- _Your objective_: Search the material and gather each line with "value" in it.

- _Excerpted data_:
*** Block opens ***

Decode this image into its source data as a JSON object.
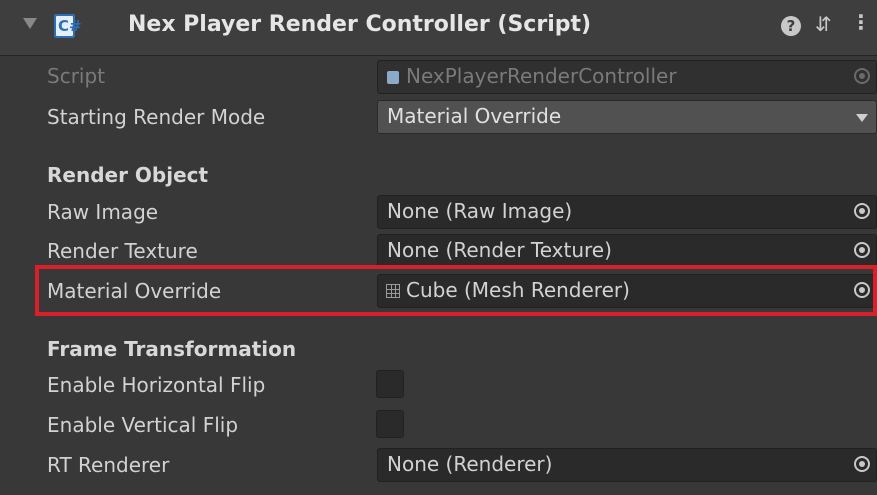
{
  "header": {
    "title": "Nex Player Render Controller (Script)",
    "script_icon_glyph": "C#",
    "help_glyph": "?",
    "preset_glyph": "⇵",
    "menu_glyph": "⋮"
  },
  "fields": {
    "script": {
      "label": "Script",
      "value": "NexPlayerRenderController"
    },
    "starting_render_mode": {
      "label": "Starting Render Mode",
      "value": "Material Override"
    }
  },
  "sections": {
    "render_object": {
      "title": "Render Object",
      "raw_image": {
        "label": "Raw Image",
        "value": "None (Raw Image)"
      },
      "render_texture": {
        "label": "Render Texture",
        "value": "None (Render Texture)"
      },
      "material_override": {
        "label": "Material Override",
        "value": "Cube (Mesh Renderer)"
      }
    },
    "frame_transformation": {
      "title": "Frame Transformation",
      "enable_horizontal_flip": {
        "label": "Enable Horizontal Flip",
        "checked": false
      },
      "enable_vertical_flip": {
        "label": "Enable Vertical Flip",
        "checked": false
      },
      "rt_renderer": {
        "label": "RT Renderer",
        "value": "None (Renderer)"
      }
    }
  },
  "colors": {
    "background": "#383838",
    "header": "#3e3e3e",
    "highlight": "#d9202a",
    "field": "#2a2a2a",
    "dropdown": "#515151"
  }
}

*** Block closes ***

- _Answer to this task_:
      "value": "NexPlayerRenderController"
      "value": "Material Override"
        "value": "None (Raw Image)"
        "value": "None (Render Texture)"
        "value": "Cube (Mesh Renderer)"
        "value": "None (Renderer)"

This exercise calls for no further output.